The easiest way to cut out the mortise for the lockset replacement is to bore a series of holes with a brace and bit, the diameter of which equals the thickness of the lock. The depth of the holes should be the same as that of the lock casing. Make sure that the brace is held square to the work. Clean out the mortise with a chisel, and push the lock casing into it to test that it is a good lit. If the lit is bad, withdraw the casing and examine it. Scratches in its paintwork and paint marks on the inside of the mortise lock will show where the mortise needs to be eased off slightly. Push the casing into the mortise once again, and then draw a line on the door edge around the face plate.

Using a chisel, pare out a recess in the edge to take the face plate and the cover plate. When fitted, the cover plate must be flush with the stile edge. Since the closing edge of the door is usually slightly beveled off, to allow it to enter the frame more snugly, the recess for the cover plate will need to be a little deeper along that edge. Make the hole for the key; drill the top half, then complete the lower half with a pad saw. Neaten the keyhole by screwing an escutcheon plate (a small metal surround) on each side of the door. A small pivoted cover may be incorporated on both plates, or merely on the one intended for inside. Now fit the striking plate to the door frame. To do this, close the door and turn the mortise lock with the key. A slight force on the key will cause the position of the bolt to be imprinted on the door frame. If the mark is not clear, try pushing a sheet of carbon paper between door and frame, or smearing a little paint on the end of the lock bolt.

Hold the striking plate on the frame, position its hole directly over the mark of the bolt, then draw on the frame the position of this hole and of the entire plate. Chisel out a mortise lock to take the bolt and a recess for the plate. Screw the plate into position Test that the lock works properly. If the bolt does not enter the hole in the striking plate easily, you might be able to enlarge the hole slightly with a metal file.

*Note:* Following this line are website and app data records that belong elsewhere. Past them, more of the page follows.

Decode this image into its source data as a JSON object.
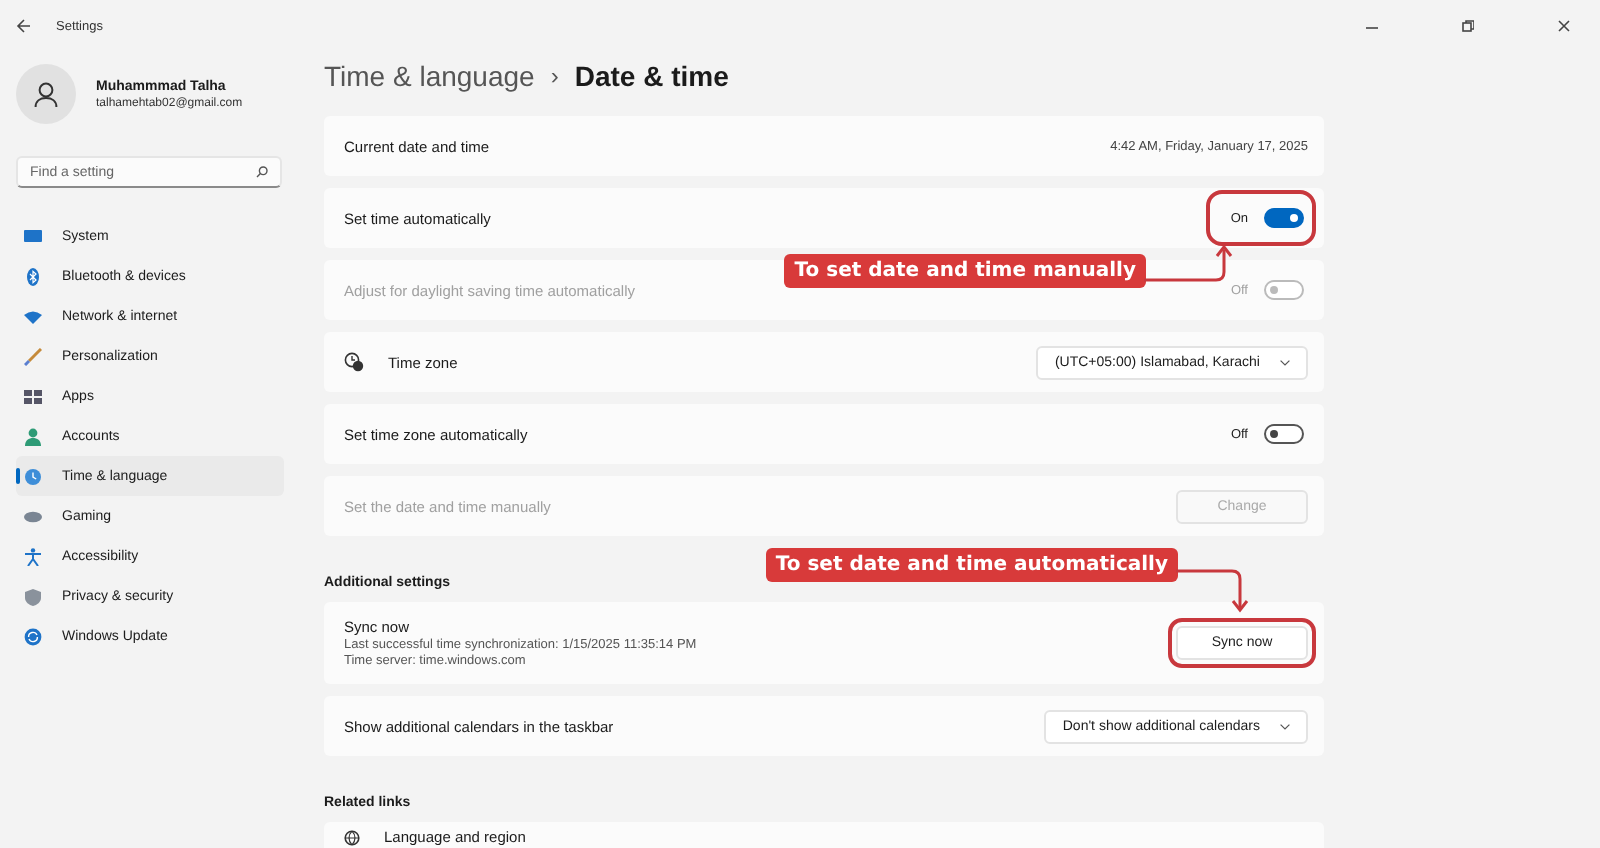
{
  "window": {
    "title": "Settings"
  },
  "user": {
    "name": "Muhammmad Talha",
    "email": "talhamehtab02@gmail.com"
  },
  "search": {
    "placeholder": "Find a setting"
  },
  "nav": [
    {
      "label": "System",
      "selected": false
    },
    {
      "label": "Bluetooth & devices",
      "selected": false
    },
    {
      "label": "Network & internet",
      "selected": false
    },
    {
      "label": "Personalization",
      "selected": false
    },
    {
      "label": "Apps",
      "selected": false
    },
    {
      "label": "Accounts",
      "selected": false
    },
    {
      "label": "Time & language",
      "selected": true
    },
    {
      "label": "Gaming",
      "selected": false
    },
    {
      "label": "Accessibility",
      "selected": false
    },
    {
      "label": "Privacy & security",
      "selected": false
    },
    {
      "label": "Windows Update",
      "selected": false
    }
  ],
  "breadcrumb": {
    "parent": "Time & language",
    "separator": "›",
    "current": "Date & time"
  },
  "rows": [
    {
      "kind": "value",
      "label": "Current date and time",
      "value": "4:42 AM, Friday, January 17, 2025",
      "disabled": false
    },
    {
      "kind": "toggle",
      "label": "Set time automatically",
      "state_text": "On",
      "on": true,
      "disabled": false,
      "highlighted": true,
      "callout": "To set date and time manually"
    },
    {
      "kind": "toggle",
      "label": "Adjust for daylight saving time automatically",
      "state_text": "Off",
      "on": false,
      "disabled": true
    },
    {
      "kind": "dropdown",
      "label": "Time zone",
      "value": "(UTC+05:00) Islamabad, Karachi",
      "with_icon": true,
      "disabled": false
    },
    {
      "kind": "toggle",
      "label": "Set time zone automatically",
      "state_text": "Off",
      "on": false,
      "disabled": false
    },
    {
      "kind": "button",
      "label": "Set the date and time manually",
      "button": "Change",
      "disabled": true
    }
  ],
  "additional": {
    "heading": "Additional settings",
    "sync": {
      "title": "Sync now",
      "lines": [
        "Last successful time synchronization: 1/15/2025 11:35:14 PM",
        "Time server: time.windows.com"
      ],
      "button": "Sync now",
      "highlighted": true,
      "callout": "To set date and time automatically"
    },
    "rows": [
      {
        "kind": "dropdown",
        "label": "Show additional calendars in the taskbar",
        "value": "Don't show additional calendars",
        "disabled": false
      }
    ]
  },
  "related": {
    "heading": "Related links",
    "links": [
      {
        "label": "Language and region"
      }
    ]
  }
}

Otherwise, the plate may have to be repositioned. Marks on the sides, top or bottom of the bolt and hole will show where the bolt is binding.